So, RadioShack, how can you regain relevance, and offer a clearly defined value proposition in time for your 100th birthday? By returning to your original purpose as a local resource not for people who buy things, but for people who make things. Clear the shelves of iPhone cables and toy cars, schlocky speakers, and cordless phones — literally every end-consumer product must go. And refill the stock with the raw materials of 21st century creativity.
I wrote a piece about the much-maligned Radioshack on Medium. This is a thing I might start doing on the regular.
These are the days that must happen to you.
Walt Whitman “Song of the Open Road” (via tor-tor-toreador)
Here’s the whole stanza from that poem, it’s even better in context:
Listen! I will be honest with you,I do not offer the old smooth prizes, but offer rough new prizes,These are the days that must happen to you:You shall not heap up what is call’d riches,You shall scatter with lavish hand all that you earn or achieve,You but arrive at the city to which you were destin’d, you hardly settle yourself to satisfaction before you are call’d by an irresistible call to depart,You shall be treated to the ironical smiles and mockings of those who remain behind you,What beckonings of love you receive you shall only answer with passionate kisses of parting,You shall not allow the hold of those who spread their reach’d hands toward you.

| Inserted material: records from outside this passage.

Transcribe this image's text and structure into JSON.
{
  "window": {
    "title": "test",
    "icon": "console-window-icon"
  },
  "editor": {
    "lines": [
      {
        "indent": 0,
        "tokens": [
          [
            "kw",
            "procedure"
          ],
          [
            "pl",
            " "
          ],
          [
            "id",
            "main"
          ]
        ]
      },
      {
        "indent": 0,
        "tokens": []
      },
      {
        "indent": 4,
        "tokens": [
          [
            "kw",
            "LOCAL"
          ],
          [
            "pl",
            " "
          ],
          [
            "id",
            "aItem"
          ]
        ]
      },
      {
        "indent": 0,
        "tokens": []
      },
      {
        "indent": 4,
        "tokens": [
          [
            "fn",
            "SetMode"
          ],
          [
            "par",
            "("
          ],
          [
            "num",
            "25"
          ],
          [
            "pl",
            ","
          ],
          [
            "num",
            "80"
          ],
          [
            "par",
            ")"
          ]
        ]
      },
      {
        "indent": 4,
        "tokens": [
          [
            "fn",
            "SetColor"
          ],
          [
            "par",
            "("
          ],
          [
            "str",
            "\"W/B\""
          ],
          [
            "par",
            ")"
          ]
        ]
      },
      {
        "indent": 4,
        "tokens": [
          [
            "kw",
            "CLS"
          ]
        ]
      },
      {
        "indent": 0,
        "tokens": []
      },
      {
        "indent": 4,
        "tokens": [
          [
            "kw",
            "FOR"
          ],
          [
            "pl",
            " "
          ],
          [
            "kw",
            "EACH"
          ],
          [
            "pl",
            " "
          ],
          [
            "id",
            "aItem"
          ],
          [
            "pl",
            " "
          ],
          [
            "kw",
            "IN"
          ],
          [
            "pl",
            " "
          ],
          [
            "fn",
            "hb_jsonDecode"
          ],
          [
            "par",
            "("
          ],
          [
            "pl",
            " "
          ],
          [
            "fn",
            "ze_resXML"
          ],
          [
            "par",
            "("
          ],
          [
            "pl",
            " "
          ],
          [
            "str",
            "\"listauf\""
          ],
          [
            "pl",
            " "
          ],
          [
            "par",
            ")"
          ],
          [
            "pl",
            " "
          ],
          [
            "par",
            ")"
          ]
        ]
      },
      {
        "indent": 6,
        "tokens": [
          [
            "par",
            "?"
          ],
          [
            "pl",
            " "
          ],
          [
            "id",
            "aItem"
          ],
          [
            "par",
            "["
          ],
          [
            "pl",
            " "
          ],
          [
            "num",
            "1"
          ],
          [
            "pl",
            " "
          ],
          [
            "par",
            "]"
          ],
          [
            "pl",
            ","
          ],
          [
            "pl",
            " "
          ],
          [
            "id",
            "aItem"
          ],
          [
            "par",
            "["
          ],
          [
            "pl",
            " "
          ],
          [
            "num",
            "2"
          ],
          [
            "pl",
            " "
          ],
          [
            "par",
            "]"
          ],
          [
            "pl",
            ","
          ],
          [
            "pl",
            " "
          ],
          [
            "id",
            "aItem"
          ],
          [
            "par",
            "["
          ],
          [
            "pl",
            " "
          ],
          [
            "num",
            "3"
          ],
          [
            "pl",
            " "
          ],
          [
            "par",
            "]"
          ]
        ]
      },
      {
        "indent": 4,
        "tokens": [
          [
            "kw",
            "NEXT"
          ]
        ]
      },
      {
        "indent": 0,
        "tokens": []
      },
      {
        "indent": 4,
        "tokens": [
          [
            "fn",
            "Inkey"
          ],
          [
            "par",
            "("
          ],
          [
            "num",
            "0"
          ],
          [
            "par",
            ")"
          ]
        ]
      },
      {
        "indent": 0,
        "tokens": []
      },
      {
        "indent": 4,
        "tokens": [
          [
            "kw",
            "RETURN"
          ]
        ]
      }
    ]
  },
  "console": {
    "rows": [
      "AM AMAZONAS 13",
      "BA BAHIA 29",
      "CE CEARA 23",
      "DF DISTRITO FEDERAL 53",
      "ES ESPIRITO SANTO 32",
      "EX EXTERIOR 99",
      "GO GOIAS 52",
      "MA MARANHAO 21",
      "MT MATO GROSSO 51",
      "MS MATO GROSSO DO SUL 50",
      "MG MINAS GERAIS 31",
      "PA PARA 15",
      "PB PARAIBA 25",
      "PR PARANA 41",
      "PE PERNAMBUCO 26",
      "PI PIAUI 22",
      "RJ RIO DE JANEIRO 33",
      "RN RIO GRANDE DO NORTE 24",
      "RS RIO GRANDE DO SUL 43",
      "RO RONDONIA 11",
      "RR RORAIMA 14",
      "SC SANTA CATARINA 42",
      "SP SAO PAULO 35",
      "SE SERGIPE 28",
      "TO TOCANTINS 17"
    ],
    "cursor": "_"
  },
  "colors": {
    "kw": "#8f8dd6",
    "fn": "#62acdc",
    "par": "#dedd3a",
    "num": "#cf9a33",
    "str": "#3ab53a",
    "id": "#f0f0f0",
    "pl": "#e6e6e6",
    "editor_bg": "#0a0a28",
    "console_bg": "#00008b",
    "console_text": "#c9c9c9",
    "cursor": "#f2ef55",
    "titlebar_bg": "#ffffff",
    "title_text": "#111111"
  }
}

it’s a story about a trust-fund jock who cheats off of his smart friend, is basically just good at sports, and who grows up to become a cop who peaked in high school. Aimed at nerds.
Sources familiar with Microsoft’s plans tell The Verge that Microsoft is building a platform to extend Xbox Live functionality to iOS and Android games.
Smart move. It could help keep Microsoft well-positioned in gaming regardless of what happens to dedicated consoles in the future.
I don’t know if some of you have been to these live reads at LACMA, where a classic film is read live on stage by actors who just sit and read the script. We did one recently of American Pie, but we reversed the gender roles. All the women played men; all the men played women. And it was so fascinating to be a part of this because, as the women took on these central roles — they had all the good lines, they had all the good laughs, all the great moments — the men who joined us to sit on stage started squirming rather uncomfortably and got really bored because they weren’t used to being the supporting cast.
It was fascinating to feel their discomfort [and] to discuss it with them afterward, when they said, “It’s boring to play the girl role!” And I said, “Yeah. Yeah. You think? Welcome to our world!